Risk factors and common complications of fever
Who is most at risk?
Those with chronic conditions are generally most at risk of fever, particularly low-grade fever. Conditions can include:
- Allergic rhinitis (hay fever)
- Rheumatoid arthritis
Intermediate and high-grade fevers are at risk for health complications if not properly treated. A high fever that occurs suddenly or for an extended period of time can be dangerous or life-threatening. In extreme circumstances a severe fever can result in brain damage, coma or death.
When body temperature increases too high, for a long period of time, the hypothalamus effectively ‘works harder to rid the body of the cause’. This overheats the body.

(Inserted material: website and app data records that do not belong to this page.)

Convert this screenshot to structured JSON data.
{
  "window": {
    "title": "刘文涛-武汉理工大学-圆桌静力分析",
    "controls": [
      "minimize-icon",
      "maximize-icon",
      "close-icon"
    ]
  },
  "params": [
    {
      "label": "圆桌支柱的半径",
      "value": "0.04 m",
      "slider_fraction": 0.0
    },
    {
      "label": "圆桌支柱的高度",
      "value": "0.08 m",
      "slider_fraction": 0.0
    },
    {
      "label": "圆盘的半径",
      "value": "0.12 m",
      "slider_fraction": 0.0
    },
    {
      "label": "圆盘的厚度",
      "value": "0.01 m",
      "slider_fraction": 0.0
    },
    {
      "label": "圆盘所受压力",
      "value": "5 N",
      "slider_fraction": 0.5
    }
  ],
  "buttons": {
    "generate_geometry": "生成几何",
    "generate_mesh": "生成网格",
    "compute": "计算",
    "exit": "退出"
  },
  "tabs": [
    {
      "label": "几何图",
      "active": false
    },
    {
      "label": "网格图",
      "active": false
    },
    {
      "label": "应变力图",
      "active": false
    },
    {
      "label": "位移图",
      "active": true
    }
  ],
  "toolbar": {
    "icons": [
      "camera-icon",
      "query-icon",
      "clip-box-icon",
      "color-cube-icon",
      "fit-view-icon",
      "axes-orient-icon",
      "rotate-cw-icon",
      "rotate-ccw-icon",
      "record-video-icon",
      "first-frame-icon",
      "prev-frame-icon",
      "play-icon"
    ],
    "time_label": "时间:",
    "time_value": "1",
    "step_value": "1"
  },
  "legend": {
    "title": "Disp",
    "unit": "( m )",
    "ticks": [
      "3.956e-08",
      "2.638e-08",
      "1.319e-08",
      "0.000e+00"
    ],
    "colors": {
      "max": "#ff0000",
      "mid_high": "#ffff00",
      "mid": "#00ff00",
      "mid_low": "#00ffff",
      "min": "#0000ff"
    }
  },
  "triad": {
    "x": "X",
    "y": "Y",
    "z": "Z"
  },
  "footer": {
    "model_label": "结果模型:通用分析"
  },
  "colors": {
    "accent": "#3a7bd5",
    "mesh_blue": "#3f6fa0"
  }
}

For an infant, this is especially dangerous as little ones do not yet have a hypothalamus which adequately regulates their body temperature (this develops later during childhood, into adulthood). A high fever for infants can become uncontrollable very quickly and cause serious complications, such as brain damage.
If the fever is as a result of a medical condition, fever can also be life-threatening in severe circumstances. A person with a weakened immune system due to illness, such as pneumonia, is at risk for complications if fever isn’t adequately controlled.
Severe fever can cause serious damage to the body’s tissues and organs if not diagnosed and treated timeously.